> **DATASET EXCERPTS**
Content starts

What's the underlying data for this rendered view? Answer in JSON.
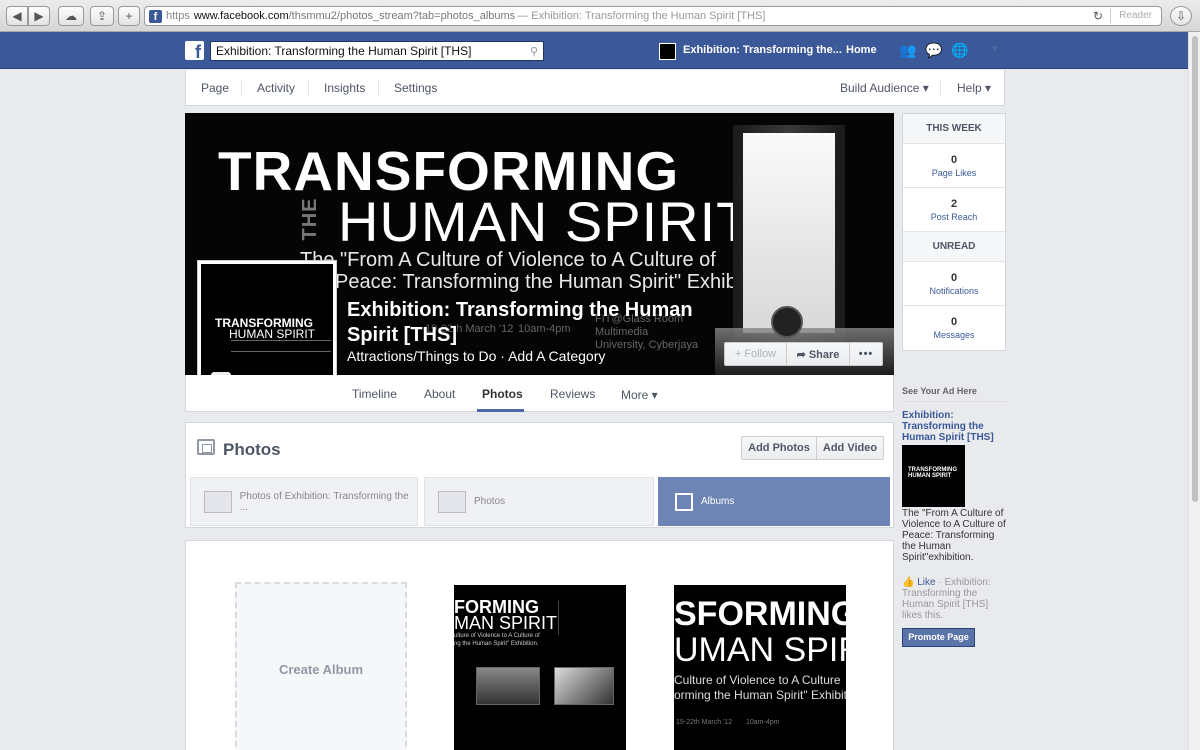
{
  "browser": {
    "url_https": "https",
    "url_domain": "www.facebook.com",
    "url_path": "/thsmmu2/photos_stream?tab=photos_albums",
    "url_title": "— Exhibition: Transforming the Human Spirit [THS]",
    "reader": "Reader"
  },
  "fb_bar": {
    "search_value": "Exhibition: Transforming the Human Spirit [THS]",
    "page_link": "Exhibition: Transforming the...",
    "home": "Home"
  },
  "page_nav": {
    "items": [
      "Page",
      "Activity",
      "Insights",
      "Settings"
    ],
    "build_audience": "Build Audience ▾",
    "help": "Help ▾"
  },
  "cover": {
    "title_line1": "TRANSFORMING",
    "title_the": "THE",
    "title_line2": "HUMAN SPIRIT",
    "sub_line1": "The \"From A Culture of Violence to A Culture of",
    "sub_line2": "Peace: Transforming the Human Spirit\" Exhibition.",
    "info_date": "19-22th March '12",
    "info_time": "10am-4pm",
    "info_venue": "FIT@Glass Room Multimedia University, Cyberjaya"
  },
  "page_info": {
    "name": "Exhibition: Transforming the Human Spirit [THS]",
    "category": "Attractions/Things to Do · Add A Category"
  },
  "cover_actions": {
    "follow": "+ Follow",
    "share": "➦ Share",
    "more": "•••"
  },
  "profile": {
    "line1": "TRANSFORMING",
    "line2": "HUMAN SPIRIT"
  },
  "tabs": {
    "items": [
      "Timeline",
      "About",
      "Photos",
      "Reviews",
      "More ▾"
    ]
  },
  "photos": {
    "title": "Photos",
    "add_photos": "Add Photos",
    "add_video": "Add Video",
    "tab_photos_of": "Photos of Exhibition: Transforming the ...",
    "tab_photos": "Photos",
    "tab_albums": "Albums",
    "create_album": "Create Album"
  },
  "album1": {
    "t1": "FORMING",
    "t2": "MAN SPIRIT",
    "t3": "ulture of Violence to A Culture of",
    "t4": "ng the Human Spirit\" Exhibition."
  },
  "album2": {
    "t1": "SFORMING",
    "t2": "UMAN SPIRI",
    "t3": "Culture of Violence to A Culture",
    "t4": "orming the Human Spirit\" Exhibiti",
    "t5": "19-22th March '12",
    "t6": "10am-4pm"
  },
  "right_col": {
    "this_week": "THIS WEEK",
    "page_likes_num": "0",
    "page_likes_lbl": "Page Likes",
    "post_reach_num": "2",
    "post_reach_lbl": "Post Reach",
    "unread": "UNREAD",
    "notifications_num": "0",
    "notifications_lbl": "Notifications",
    "messages_num": "0",
    "messages_lbl": "Messages"
  },
  "ad": {
    "heading": "See Your Ad Here",
    "title": "Exhibition: Transforming the Human Spirit [THS]",
    "img_text": "TRANSFORMING HUMAN SPIRIT",
    "desc": "The \"From A Culture of Violence to A Culture of Peace: Transforming the Human Spirit\"exhibition.",
    "like": "Like",
    "like_rest": " · Exhibition: Transforming the Human Spirit [THS] likes this.",
    "promote": "Promote Page"
  },
  "colors": {
    "fb_blue": "#3b5998",
    "albums_tab": "#6d84b4"
  }
}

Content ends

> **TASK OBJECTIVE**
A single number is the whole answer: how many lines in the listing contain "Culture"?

> **TASK RESPONSE**
4